Andy Lake of Pyroguard explores how glass can be used safely in balcony applications, as well as the various factors for housebuilders and developers to consider to ensure the right solution is specified.
It’s no secret that housebuilders and developers are being faced with a competitive housing market, with discerning homebuyers wanting more for their money.
As our towns and cities become increasingly crowded, high-rise apartment buildings are becoming a common sight, enabling developers to build upwards rather than outwards. A key feature of these luxurious,
contemporary developments can be balconies, with glass an ideal building material for their construction. Not only do glass balconies help to bring more natural light into the individual apartments and offer a striking exterior feature, they also provide residents with access to their own private outdoor space – something that is at a premium.
However, following the Grenfell disaster of 2017 and the subsequent amendment of Part B of the Building Regulations, a ban was placed on the use of laminated glass on high-rise residential balconies and terraces over 18 metres tall. As such, architects and developers have since had to look to other materials for the construction of their balconies, such as steel. However, while these alternatives did comply with the new regulations,
they did not always offer as much aesthetic value.
Now, thanks to developments in the market, glass can be re-established as a design solution and brought back into these applications. Of course, there are numerous factors for housebuilders and developers to first consider to ensure that it is done safely.
Previously, the reason for the ban on laminated safety glass was due to the interlayer between the individual glass counterpanes, which formed its construction. This interlayer, commonly made from PVB, could melt in extreme heat and form flammable liquid droplets, with the risk of these droplets then falling to the balcony and floor below and igniting other material, causing the blaze to spread even further.
By looking for safety glass that has Reaction to Fire classification A1 or A2, housebuilders and developers can be confident that the glass and interlayer will not combust in the unfortunate event of a fire.
In addition to fire safety, any glass installed has to offer impact resistance, in accordance with BS EN 12600. Given the high-rise residential living setting, ensuring residents’ safety is imperative. The glass is of course first and foremost a safety product, before any architectural or aesthetic value, and therefore has to meet the relevant line load requirements. For example, if someone leaned on the glass or even fell into the balcony, it is critical that the glass will hold and not shatter.
Another consideration when specifying glass within balconies is its UV stability.

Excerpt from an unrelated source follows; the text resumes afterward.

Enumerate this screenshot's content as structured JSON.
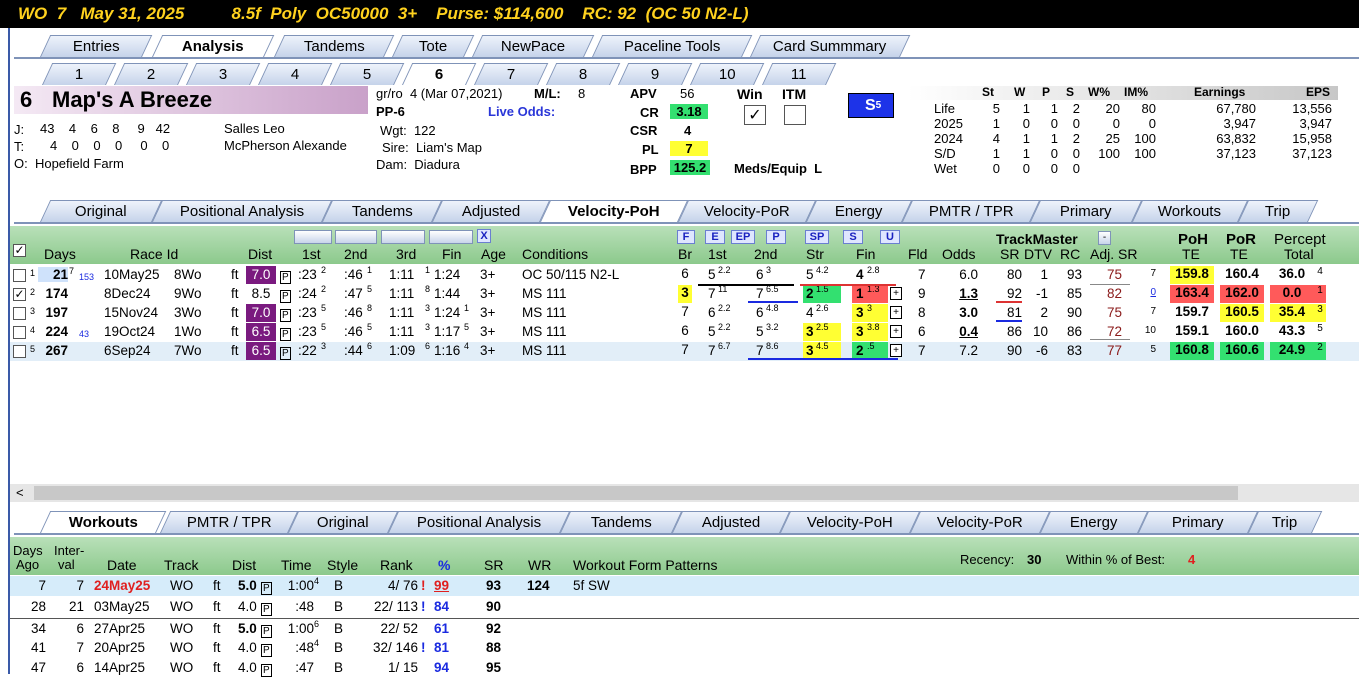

Considering its position on the exterior of a high-rise building, building materials in these applications will be exposed to all weather conditions, from UV sunlight and heat to rain and wind.
Indeed, perhaps one of the most common issues experienced throughout the fenestration industry is weathering. When it comes to safety glass, the gel layers in some glass can react and be affected by long-term exposure to UV light or heat, causing the glass to yellow or appear hazy. With glass often being selected for its aesthetic and architectural value, it’s important to ensure that this value is protected and won’t deteriorate over time.

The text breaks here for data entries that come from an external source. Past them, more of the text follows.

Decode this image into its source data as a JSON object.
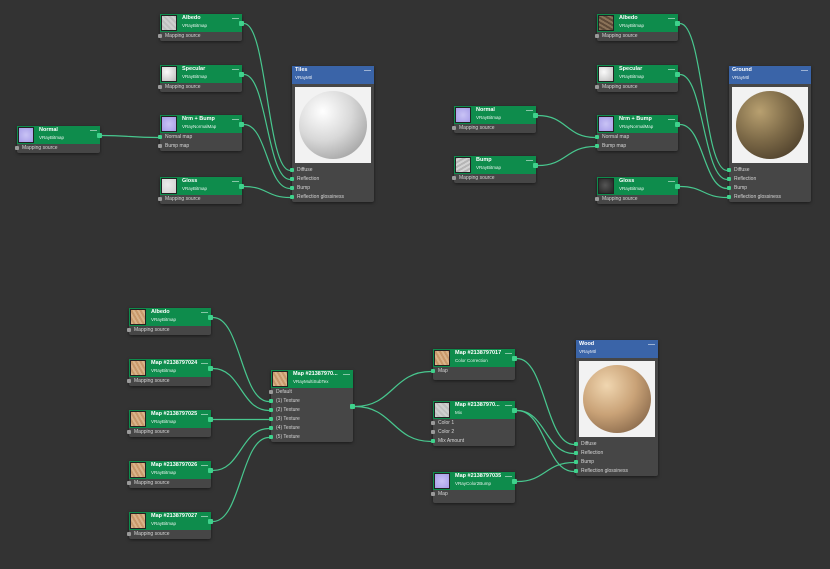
{
  "colors": {
    "texture_header": "#0e8c4c",
    "material_header": "#3a64a8",
    "wire": "#48c88f",
    "canvas": "#333333"
  },
  "nodes": [
    {
      "id": "t_albedo",
      "title": "Albedo",
      "sub": "VRayBitmap",
      "thumb": "gray",
      "inputs": [
        "Mapping source"
      ]
    },
    {
      "id": "t_specular",
      "title": "Specular",
      "sub": "VRayBitmap",
      "thumb": "white",
      "inputs": [
        "Mapping source"
      ]
    },
    {
      "id": "t_nrm",
      "title": "Nrm + Bump",
      "sub": "VRayNormalMap",
      "thumb": "normal",
      "inputs": [
        "Normal map",
        "Bump map"
      ]
    },
    {
      "id": "t_normal",
      "title": "Normal",
      "sub": "VRayBitmap",
      "thumb": "normal",
      "inputs": [
        "Mapping source"
      ]
    },
    {
      "id": "t_gloss",
      "title": "Gloss",
      "sub": "VRayBitmap",
      "thumb": "gloss",
      "inputs": [
        "Mapping source"
      ]
    },
    {
      "id": "tiles",
      "title": "Tiles",
      "sub": "VRayMtl",
      "material": true,
      "sphere": "tiles",
      "inputs": [
        "Diffuse",
        "Reflection",
        "Bump",
        "Reflection glossiness"
      ]
    },
    {
      "id": "g_albedo",
      "title": "Albedo",
      "sub": "VRayBitmap",
      "thumb": "rock",
      "inputs": [
        "Mapping source"
      ]
    },
    {
      "id": "g_specular",
      "title": "Specular",
      "sub": "VRayBitmap",
      "thumb": "white",
      "inputs": [
        "Mapping source"
      ]
    },
    {
      "id": "g_normal",
      "title": "Normal",
      "sub": "VRayBitmap",
      "thumb": "normal",
      "inputs": [
        "Mapping source"
      ]
    },
    {
      "id": "g_nrm",
      "title": "Nrm + Bump",
      "sub": "VRayNormalMap",
      "thumb": "normal",
      "inputs": [
        "Normal map",
        "Bump map"
      ]
    },
    {
      "id": "g_bump",
      "title": "Bump",
      "sub": "VRayBitmap",
      "thumb": "bump",
      "inputs": [
        "Mapping source"
      ]
    },
    {
      "id": "g_gloss",
      "title": "Gloss",
      "sub": "VRayBitmap",
      "thumb": "dark",
      "inputs": [
        "Mapping source"
      ]
    },
    {
      "id": "ground",
      "title": "Ground",
      "sub": "VRayMtl",
      "material": true,
      "sphere": "ground",
      "inputs": [
        "Diffuse",
        "Reflection",
        "Bump",
        "Reflection glossiness"
      ]
    },
    {
      "id": "w_albedo",
      "title": "Albedo",
      "sub": "VRayBitmap",
      "thumb": "wood",
      "inputs": [
        "Mapping source"
      ]
    },
    {
      "id": "w_024",
      "title": "Map #2138797024",
      "sub": "VRayBitmap",
      "thumb": "wood",
      "inputs": [
        "Mapping source"
      ]
    },
    {
      "id": "w_025",
      "title": "Map #2138797025",
      "sub": "VRayBitmap",
      "thumb": "wood",
      "inputs": [
        "Mapping source"
      ]
    },
    {
      "id": "w_026",
      "title": "Map #2138797026",
      "sub": "VRayBitmap",
      "thumb": "wood",
      "inputs": [
        "Mapping source"
      ]
    },
    {
      "id": "w_027",
      "title": "Map #2138797027",
      "sub": "VRayBitmap",
      "thumb": "wood",
      "inputs": [
        "Mapping source"
      ]
    },
    {
      "id": "w_multi",
      "title": "Map #2138797​0...",
      "sub": "VRayMultiSubTex",
      "thumb": "wood",
      "inputs": [
        "Default",
        "(1) Texture",
        "(2) Texture",
        "(3) Texture",
        "(4) Texture",
        "(5) Texture"
      ]
    },
    {
      "id": "w_017",
      "title": "Map #2138797017",
      "sub": "Color Correction",
      "thumb": "wood",
      "inputs": [
        "Map"
      ]
    },
    {
      "id": "w_mix",
      "title": "Map #2138797​0...",
      "sub": "Mix",
      "thumb": "gray",
      "inputs": [
        "Color 1",
        "Color 2",
        "Mix Amount"
      ]
    },
    {
      "id": "w_035",
      "title": "Map #2138797035",
      "sub": "VRayColor2Bump",
      "thumb": "normal",
      "inputs": [
        "Map"
      ]
    },
    {
      "id": "wood",
      "title": "Wood",
      "sub": "VRayMtl",
      "material": true,
      "sphere": "wood",
      "inputs": [
        "Diffuse",
        "Reflection",
        "Bump",
        "Reflection glossiness"
      ]
    }
  ],
  "collapse_symbol": "—"
}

According to the regulations, safety glass products should be tested to the relevant industry standards for weathering: ISO 12543-4:2011. A means of accelerated testing, glass samples are placed into chambers within a controlled laboratory environment and subjected to varying degrees of heat, humidity and UV light. However, while these tests will tell you if the products pass or fail in terms of weathering, it does not always tell the
full story. To more accurately predict how safety glass will perform in the real-world, housebuilders and developers should try to partner with suppliers who subject their products to real world weathering testing.
What’s more, some safety glass products can be manufactured with a solar control or UV-stable coating within the system, helping to reflect the UV light away from the glass.
Andy Lake is sales director UK & Ireland at Pyroguard